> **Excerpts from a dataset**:
····················
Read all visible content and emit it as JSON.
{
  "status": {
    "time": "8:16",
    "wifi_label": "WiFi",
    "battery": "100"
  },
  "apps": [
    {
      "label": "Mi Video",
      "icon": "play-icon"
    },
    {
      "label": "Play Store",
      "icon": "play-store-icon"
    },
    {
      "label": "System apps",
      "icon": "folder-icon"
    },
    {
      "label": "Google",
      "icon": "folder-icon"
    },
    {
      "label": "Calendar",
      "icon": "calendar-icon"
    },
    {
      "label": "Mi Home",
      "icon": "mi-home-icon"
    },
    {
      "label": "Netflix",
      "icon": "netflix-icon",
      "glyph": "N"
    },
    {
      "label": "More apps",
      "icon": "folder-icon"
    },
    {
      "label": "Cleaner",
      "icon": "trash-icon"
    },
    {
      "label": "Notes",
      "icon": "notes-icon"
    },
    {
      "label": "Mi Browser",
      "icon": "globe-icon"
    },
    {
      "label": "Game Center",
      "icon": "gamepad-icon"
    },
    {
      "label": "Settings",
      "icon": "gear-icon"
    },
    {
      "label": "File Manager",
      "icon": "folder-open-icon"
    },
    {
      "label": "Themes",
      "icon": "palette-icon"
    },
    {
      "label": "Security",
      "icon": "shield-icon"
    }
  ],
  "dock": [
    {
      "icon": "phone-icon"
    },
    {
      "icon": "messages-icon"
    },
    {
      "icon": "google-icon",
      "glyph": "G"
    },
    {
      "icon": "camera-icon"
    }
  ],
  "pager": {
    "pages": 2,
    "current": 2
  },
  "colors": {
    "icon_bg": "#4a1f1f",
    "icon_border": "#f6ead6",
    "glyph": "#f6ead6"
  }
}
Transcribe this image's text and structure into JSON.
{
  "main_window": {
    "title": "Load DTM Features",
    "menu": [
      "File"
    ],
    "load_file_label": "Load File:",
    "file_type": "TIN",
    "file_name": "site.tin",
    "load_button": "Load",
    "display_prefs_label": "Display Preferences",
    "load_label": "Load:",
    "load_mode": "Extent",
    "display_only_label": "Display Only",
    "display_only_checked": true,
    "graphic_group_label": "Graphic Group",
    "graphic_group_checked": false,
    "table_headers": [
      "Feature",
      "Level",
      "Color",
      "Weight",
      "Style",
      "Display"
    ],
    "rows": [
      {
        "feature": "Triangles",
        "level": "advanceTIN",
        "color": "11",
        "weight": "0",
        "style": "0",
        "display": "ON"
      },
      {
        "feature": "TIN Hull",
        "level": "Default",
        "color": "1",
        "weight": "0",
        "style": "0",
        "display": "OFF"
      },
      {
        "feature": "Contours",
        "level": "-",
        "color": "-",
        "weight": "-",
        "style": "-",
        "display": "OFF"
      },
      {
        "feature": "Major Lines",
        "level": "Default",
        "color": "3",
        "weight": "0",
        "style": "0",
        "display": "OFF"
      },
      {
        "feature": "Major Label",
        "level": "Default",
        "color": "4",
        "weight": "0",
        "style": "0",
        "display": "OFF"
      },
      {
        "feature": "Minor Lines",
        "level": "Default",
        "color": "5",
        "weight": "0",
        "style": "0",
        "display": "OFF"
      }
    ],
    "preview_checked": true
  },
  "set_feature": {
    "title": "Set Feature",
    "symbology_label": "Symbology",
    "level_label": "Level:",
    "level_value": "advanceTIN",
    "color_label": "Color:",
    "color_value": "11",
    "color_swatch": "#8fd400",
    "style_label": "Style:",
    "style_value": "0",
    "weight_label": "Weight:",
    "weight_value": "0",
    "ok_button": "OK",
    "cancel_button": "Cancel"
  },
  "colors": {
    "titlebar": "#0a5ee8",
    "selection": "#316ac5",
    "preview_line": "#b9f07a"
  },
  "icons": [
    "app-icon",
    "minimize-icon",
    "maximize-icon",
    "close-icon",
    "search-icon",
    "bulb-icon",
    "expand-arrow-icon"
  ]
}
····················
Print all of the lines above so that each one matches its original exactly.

> **Result below**:
Read all visible content and emit it as JSON.
{
  "status": {
    "time": "8:16",
    "wifi_label": "WiFi",
    "battery": "100"
  },
  "apps": [
    {
      "label": "Mi Video",
      "icon": "play-icon"
    },
    {
      "label": "Play Store",
      "icon": "play-store-icon"
    },
    {
      "label": "System apps",
      "icon": "folder-icon"
    },
    {
      "label": "Google",
      "icon": "folder-icon"
    },
    {
      "label": "Calendar",
      "icon": "calendar-icon"
    },
    {
      "label": "Mi Home",
      "icon": "mi-home-icon"
    },
    {
      "label": "Netflix",
      "icon": "netflix-icon",
      "glyph": "N"
    },
    {
      "label": "More apps",
      "icon": "folder-icon"
    },
    {
      "label": "Cleaner",
      "icon": "trash-icon"
    },
    {
      "label": "Notes",
      "icon": "notes-icon"
    },
    {
      "label": "Mi Browser",
      "icon": "globe-icon"
    },
    {
      "label": "Game Center",
      "icon": "gamepad-icon"
    },
    {
      "label": "Settings",
      "icon": "gear-icon"
    },
    {
      "label": "File Manager",
      "icon": "folder-open-icon"
    },
    {
      "label": "Themes",
      "icon": "palette-icon"
    },
    {
      "label": "Security",
      "icon": "shield-icon"
    }
  ],
  "dock": [
    {
      "icon": "phone-icon"
    },
    {
      "icon": "messages-icon"
    },
    {
      "icon": "google-icon",
      "glyph": "G"
    },
    {
      "icon": "camera-icon"
    }
  ],
  "pager": {
    "pages": 2,
    "current": 2
  },
  "colors": {
    "icon_bg": "#4a1f1f",
    "icon_border": "#f6ead6",
    "glyph": "#f6ead6"
  }
}
Transcribe this image's text and structure into JSON.
{
  "main_window": {
    "title": "Load DTM Features",
    "menu": [
      "File"
    ],
    "load_file_label": "Load File:",
    "file_type": "TIN",
    "file_name": "site.tin",
    "load_button": "Load",
    "display_prefs_label": "Display Preferences",
    "load_label": "Load:",
    "load_mode": "Extent",
    "display_only_label": "Display Only",
    "display_only_checked": true,
    "graphic_group_label": "Graphic Group",
    "graphic_group_checked": false,
    "table_headers": [
      "Feature",
      "Level",
      "Color",
      "Weight",
      "Style",
      "Display"
    ],
    "rows": [
      {
        "feature": "Triangles",
        "level": "advanceTIN",
        "color": "11",
        "weight": "0",
        "style": "0",
        "display": "ON"
      },
      {
        "feature": "TIN Hull",
        "level": "Default",
        "color": "1",
        "weight": "0",
        "style": "0",
        "display": "OFF"
      },
      {
        "feature": "Contours",
        "level": "-",
        "color": "-",
        "weight": "-",
        "style": "-",
        "display": "OFF"
      },
      {
        "feature": "Major Lines",
        "level": "Default",
        "color": "3",
        "weight": "0",
        "style": "0",
        "display": "OFF"
      },
      {
        "feature": "Major Label",
        "level": "Default",
        "color": "4",
        "weight": "0",
        "style": "0",
        "display": "OFF"
      },
      {
        "feature": "Minor Lines",
        "level": "Default",
        "color": "5",
        "weight": "0",
        "style": "0",
        "display": "OFF"
      }
    ],
    "preview_checked": true
  },
  "set_feature": {
    "title": "Set Feature",
    "symbology_label": "Symbology",
    "level_label": "Level:",
    "level_value": "advanceTIN",
    "color_label": "Color:",
    "color_value": "11",
    "color_swatch": "#8fd400",
    "style_label": "Style:",
    "style_value": "0",
    "weight_label": "Weight:",
    "weight_value": "0",
    "ok_button": "OK",
    "cancel_button": "Cancel"
  },
  "colors": {
    "titlebar": "#0a5ee8",
    "selection": "#316ac5",
    "preview_line": "#b9f07a"
  },
  "icons": [
    "app-icon",
    "minimize-icon",
    "maximize-icon",
    "close-icon",
    "search-icon",
    "bulb-icon",
    "expand-arrow-icon"
  ]
}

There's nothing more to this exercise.